**Task brief:** An identical copy of all the entries is the required result.

**Task input:**
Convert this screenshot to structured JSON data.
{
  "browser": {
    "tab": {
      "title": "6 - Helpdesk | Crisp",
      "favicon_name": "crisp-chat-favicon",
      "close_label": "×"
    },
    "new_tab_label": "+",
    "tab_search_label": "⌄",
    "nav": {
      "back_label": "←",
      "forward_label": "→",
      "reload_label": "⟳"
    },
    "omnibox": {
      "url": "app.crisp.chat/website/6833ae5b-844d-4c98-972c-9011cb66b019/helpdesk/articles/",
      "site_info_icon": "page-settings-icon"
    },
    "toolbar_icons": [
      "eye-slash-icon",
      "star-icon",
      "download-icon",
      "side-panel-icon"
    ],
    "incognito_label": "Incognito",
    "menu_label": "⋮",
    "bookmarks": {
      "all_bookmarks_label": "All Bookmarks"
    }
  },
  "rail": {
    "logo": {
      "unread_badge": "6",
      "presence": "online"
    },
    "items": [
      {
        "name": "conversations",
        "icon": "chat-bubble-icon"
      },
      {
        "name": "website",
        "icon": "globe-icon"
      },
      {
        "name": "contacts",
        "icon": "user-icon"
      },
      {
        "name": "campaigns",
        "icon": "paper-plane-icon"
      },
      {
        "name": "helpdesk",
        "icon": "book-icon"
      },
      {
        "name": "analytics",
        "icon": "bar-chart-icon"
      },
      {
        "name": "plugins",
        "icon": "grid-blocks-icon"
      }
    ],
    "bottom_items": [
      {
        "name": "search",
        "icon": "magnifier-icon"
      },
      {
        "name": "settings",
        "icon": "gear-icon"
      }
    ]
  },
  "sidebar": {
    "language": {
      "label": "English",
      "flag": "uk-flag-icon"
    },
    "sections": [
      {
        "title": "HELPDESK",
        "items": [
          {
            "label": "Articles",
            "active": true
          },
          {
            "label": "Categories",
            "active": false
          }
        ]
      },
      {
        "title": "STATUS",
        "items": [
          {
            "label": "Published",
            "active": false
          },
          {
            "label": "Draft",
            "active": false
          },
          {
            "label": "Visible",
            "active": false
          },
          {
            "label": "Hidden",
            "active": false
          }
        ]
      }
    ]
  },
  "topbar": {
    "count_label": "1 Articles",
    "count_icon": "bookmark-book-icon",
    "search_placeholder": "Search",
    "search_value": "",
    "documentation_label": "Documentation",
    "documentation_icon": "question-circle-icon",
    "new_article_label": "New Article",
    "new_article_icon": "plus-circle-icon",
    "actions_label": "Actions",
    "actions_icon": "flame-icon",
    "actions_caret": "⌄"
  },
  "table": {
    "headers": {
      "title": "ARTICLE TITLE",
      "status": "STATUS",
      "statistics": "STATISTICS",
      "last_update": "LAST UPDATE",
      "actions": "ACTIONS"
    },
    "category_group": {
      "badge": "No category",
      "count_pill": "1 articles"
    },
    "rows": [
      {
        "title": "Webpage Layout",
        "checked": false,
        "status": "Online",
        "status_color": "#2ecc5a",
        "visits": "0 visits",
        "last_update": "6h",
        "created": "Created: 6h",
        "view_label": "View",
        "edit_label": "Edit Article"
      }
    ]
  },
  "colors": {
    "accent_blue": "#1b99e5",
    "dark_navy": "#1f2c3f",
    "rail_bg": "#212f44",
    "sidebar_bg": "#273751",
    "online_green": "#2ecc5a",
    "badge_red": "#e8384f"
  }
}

**Response area:**
Convert this screenshot to structured JSON data.
{
  "browser": {
    "tab": {
      "title": "6 - Helpdesk | Crisp",
      "favicon_name": "crisp-chat-favicon",
      "close_label": "×"
    },
    "new_tab_label": "+",
    "tab_search_label": "⌄",
    "nav": {
      "back_label": "←",
      "forward_label": "→",
      "reload_label": "⟳"
    },
    "omnibox": {
      "url": "app.crisp.chat/website/6833ae5b-844d-4c98-972c-9011cb66b019/helpdesk/articles/",
      "site_info_icon": "page-settings-icon"
    },
    "toolbar_icons": [
      "eye-slash-icon",
      "star-icon",
      "download-icon",
      "side-panel-icon"
    ],
    "incognito_label": "Incognito",
    "menu_label": "⋮",
    "bookmarks": {
      "all_bookmarks_label": "All Bookmarks"
    }
  },
  "rail": {
    "logo": {
      "unread_badge": "6",
      "presence": "online"
    },
    "items": [
      {
        "name": "conversations",
        "icon": "chat-bubble-icon"
      },
      {
        "name": "website",
        "icon": "globe-icon"
      },
      {
        "name": "contacts",
        "icon": "user-icon"
      },
      {
        "name": "campaigns",
        "icon": "paper-plane-icon"
      },
      {
        "name": "helpdesk",
        "icon": "book-icon"
      },
      {
        "name": "analytics",
        "icon": "bar-chart-icon"
      },
      {
        "name": "plugins",
        "icon": "grid-blocks-icon"
      }
    ],
    "bottom_items": [
      {
        "name": "search",
        "icon": "magnifier-icon"
      },
      {
        "name": "settings",
        "icon": "gear-icon"
      }
    ]
  },
  "sidebar": {
    "language": {
      "label": "English",
      "flag": "uk-flag-icon"
    },
    "sections": [
      {
        "title": "HELPDESK",
        "items": [
          {
            "label": "Articles",
            "active": true
          },
          {
            "label": "Categories",
            "active": false
          }
        ]
      },
      {
        "title": "STATUS",
        "items": [
          {
            "label": "Published",
            "active": false
          },
          {
            "label": "Draft",
            "active": false
          },
          {
            "label": "Visible",
            "active": false
          },
          {
            "label": "Hidden",
            "active": false
          }
        ]
      }
    ]
  },
  "topbar": {
    "count_label": "1 Articles",
    "count_icon": "bookmark-book-icon",
    "search_placeholder": "Search",
    "search_value": "",
    "documentation_label": "Documentation",
    "documentation_icon": "question-circle-icon",
    "new_article_label": "New Article",
    "new_article_icon": "plus-circle-icon",
    "actions_label": "Actions",
    "actions_icon": "flame-icon",
    "actions_caret": "⌄"
  },
  "table": {
    "headers": {
      "title": "ARTICLE TITLE",
      "status": "STATUS",
      "statistics": "STATISTICS",
      "last_update": "LAST UPDATE",
      "actions": "ACTIONS"
    },
    "category_group": {
      "badge": "No category",
      "count_pill": "1 articles"
    },
    "rows": [
      {
        "title": "Webpage Layout",
        "checked": false,
        "status": "Online",
        "status_color": "#2ecc5a",
        "visits": "0 visits",
        "last_update": "6h",
        "created": "Created: 6h",
        "view_label": "View",
        "edit_label": "Edit Article"
      }
    ]
  },
  "colors": {
    "accent_blue": "#1b99e5",
    "dark_navy": "#1f2c3f",
    "rail_bg": "#212f44",
    "sidebar_bg": "#273751",
    "online_green": "#2ecc5a",
    "badge_red": "#e8384f"
  }
}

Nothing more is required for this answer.